The day before the election campaign starts in earnest, a bucket of cold, hard reality has been chucked over any Tories around the place who thought they might be able to set the terms of the debate, or control exactly what will happen in the next six weeks.
The man in the pinstripes who charms some Brexiteers stumbled into the first hideous mistake of this election campaign.
Jacob Rees-Mogg may have apologised for his insensitive remarks about what happened at Grenfell Tower.
But it is toxic for the Tories, playing straight into familiar accusations about the party that they can't understand, and therefore cannot seek to represent, ordinary people for whom life is sometimes a struggle.
Boris Johnson and his team are often accused of being simply a bunch of grown-up public school boys, who know little of the world beyond their gilded ascent to power.

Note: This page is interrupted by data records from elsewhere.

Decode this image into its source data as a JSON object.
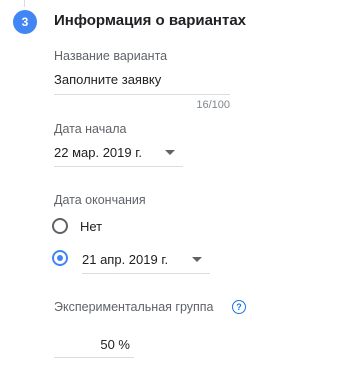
{
  "step": {
    "number": "3",
    "title": "Информация о вариантах"
  },
  "variant_name": {
    "label": "Название варианта",
    "value": "Заполните заявку",
    "counter": "16/100"
  },
  "start_date": {
    "label": "Дата начала",
    "value": "22 мар. 2019 г."
  },
  "end_date": {
    "label": "Дата окончания",
    "options": [
      {
        "label": "Нет",
        "selected": false
      },
      {
        "label": "21 апр. 2019 г.",
        "selected": true
      }
    ]
  },
  "experiment_group": {
    "label": "Экспериментальная группа",
    "help_icon": "?",
    "value": "50 %"
  },
  "colors": {
    "accent": "#4285f4",
    "help": "#1a73e8"
  }
}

Stereotypes of any type are often overcooked in politics, but wise Conservatives are very well aware they have an image problem on this front that is hard to shed.
Today's mistake just gave Labour all of the ammunition it needed to make the charge again and again, and then ensuing upset from some of their backers like Stormzy, the rapper and singer, which will have its own long-lasting half life on social media.
There aren't always very many moments of that elusive "cut through" in campaigns. This might just be the first moment this time round - although it is impossible to know yet if the upset over these remarks will shift any votes away from the Tories, or just enrage those who plan to choose other parties already.
The opposition of events
And elections bring with them weeks, and tides and tides of news that can wash away early horrors or successes for any political party.
So far, so predictable - the parties all know well the view of the Conservative prime minister decades ago, Harold Macmillan, who warned what knocked parties off course was "the opposition of events". (Yes, apparently he never said, "events, dear boy, events", if you want to feel like a clever clogs).
But surprises can work in their favour too - and the Liberal Democrats are hoping the election will be just as unpredictable as the last few crazy years.
If you had heard a Liberal Democrat leader proclaim they were standing to be a candidate for prime minister not so long ago, you'd have wanted to check their temperature.
And yet every time Jo Swinson gets anywhere near a microphone, it's what she says.
Have things really become so strange that a party that got 12 MPs in 2017 is knocking on the door of No 10? Never, quite, say never.
Although in our first-past-the-post system, you may love or hate, it is vanishingly unlikely that a party could go from 12 MPs to the magic 326 that gives a party a majority, the power to govern, and to get things done.
So what are they on about?
Well, just as Jacob Rees-Mogg's dreadful gaffe will create terrible headlines for the Conservatives online and in the press, so too, the Lib Dems hope, the bold claim from Jo Swinson that she could genuinely end up in Downing Street creates noise and headlines, a sense of what might, just about, be possible.
The more familiar the message, the less far-fetched it might seem, so the theory goes, even though chat from some activists at the party's launch this morning was that getting back up to 50 or 60 seats or would be a pretty good night.
Expect the party leader, though, who believes she has a massive opportunity at her fingertips, to repeat her claim about No 10 again and again and again.
It may not be the most outlandish campaign we hear in the next few weeks.
Welcome to the predictably unpredictable campaign of 2019, and the prime minister hasn't even yet been to the Palace.